Masterpieces From The Louvre: The Collection Of Louis La Caze is an opportunity for London to view 16 of the great 17th and 18th century paintings left to the Louvre in Paris by the philanthropist Louis La Caze. The exhibition also provides an insight into the history of taste and collecting, since La Caz was an almost exact contemporary of the 4th Marquess of Hertford, who acquired the great majority of the paintings in the Wallace Collection. It reveals that the choices they made when building their collections could not have been more different. This show juxtaposes their selections, offering a unique chance to compare and contrast, and also to view paintings by Chardin, who is not represented in the resident collection at all. Highlights include one of the masterpieces of 17th century Spanish painting, Ribera's 'Le Pied-Bot (The Boy with the Club Foot)', and Velazquez's 'Infanta Maria Teresa', both making their first visit to Britain, which can be seen alongside other works by Velazquez, Murillo and Alonso Cano; and 18th century French paintings such as Watteau's 'Jupiter and Antiope', Chardin's 'Le Benedicitie, and two of Fragonard's figures de fantasie, 'L'inspiration' and 'l'Etude', together with works by Pater, Lancret, Rigaud, Nattier and Boucher. Wallace Collection, Manchester Square, London, until 18th May.

Pompeo Batoni 1708 - 1787 provides an opportunity to rediscover the work of the artist who, in his day, was the most celebrated painter in Rome. For nearly half a century, Batoni recorded international travellers' visits to Italy on the Grand Tour, in portraits that remain among the most memorable artistic accomplishments of the period. Equally gifted as a history painter, his religious and mythological works were acquired by patrons and collectors in Britain and Europe. This exhibition, which marks the tercentenary of Batoni's birth, is the first comprehensive presentation of his paintings in forty years. It provides an appreciation of the artistic achievement of 'Italy's Last Old Master,' through 62 of the finest examples available in the public and private collections.

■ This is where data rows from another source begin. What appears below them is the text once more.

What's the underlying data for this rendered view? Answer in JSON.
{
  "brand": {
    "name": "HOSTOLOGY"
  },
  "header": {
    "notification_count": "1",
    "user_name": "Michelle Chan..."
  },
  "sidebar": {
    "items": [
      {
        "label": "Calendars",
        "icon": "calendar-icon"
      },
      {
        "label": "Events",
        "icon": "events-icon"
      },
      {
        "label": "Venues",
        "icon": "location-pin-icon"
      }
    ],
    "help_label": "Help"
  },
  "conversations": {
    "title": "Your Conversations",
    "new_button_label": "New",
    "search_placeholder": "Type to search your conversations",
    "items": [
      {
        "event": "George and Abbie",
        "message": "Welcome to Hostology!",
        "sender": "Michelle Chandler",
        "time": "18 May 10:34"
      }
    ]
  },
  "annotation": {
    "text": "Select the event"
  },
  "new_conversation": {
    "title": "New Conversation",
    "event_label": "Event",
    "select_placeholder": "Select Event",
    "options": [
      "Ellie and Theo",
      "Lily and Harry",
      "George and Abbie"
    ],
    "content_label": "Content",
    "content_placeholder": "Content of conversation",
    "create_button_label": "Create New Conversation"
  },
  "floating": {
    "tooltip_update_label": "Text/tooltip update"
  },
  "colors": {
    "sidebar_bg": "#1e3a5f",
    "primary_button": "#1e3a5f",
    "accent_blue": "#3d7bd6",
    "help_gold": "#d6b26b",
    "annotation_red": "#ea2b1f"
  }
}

Batoni's status as Rome's most sought after painter of both portraits and history paintings, is demonstrated by works never previously publicly exhibited, as well as newly discovered and recently restored works. Highlights include portraits of 'Colonel the Hon William Gordon', 'Sir Gregory Page-Turner, 3rd Bt', 'Sir Humphry Morice', 'Sarah, Lady Fetherstonhaugh', 'Sir Matthew Fetherstonhaugh', 'Sir Watkin Williams-Wynn, 4th Bt, Thomas Apperley, and Captain Edward Hamilton'; the religious paintings 'The Ecstasy of St Catherine' and 'Bernardo Tolomei Attending a Victim of the Black Death'; and the mythological works 'The Death of Meleager' and 'Truth and Mercy'. National Gallery until 18th May.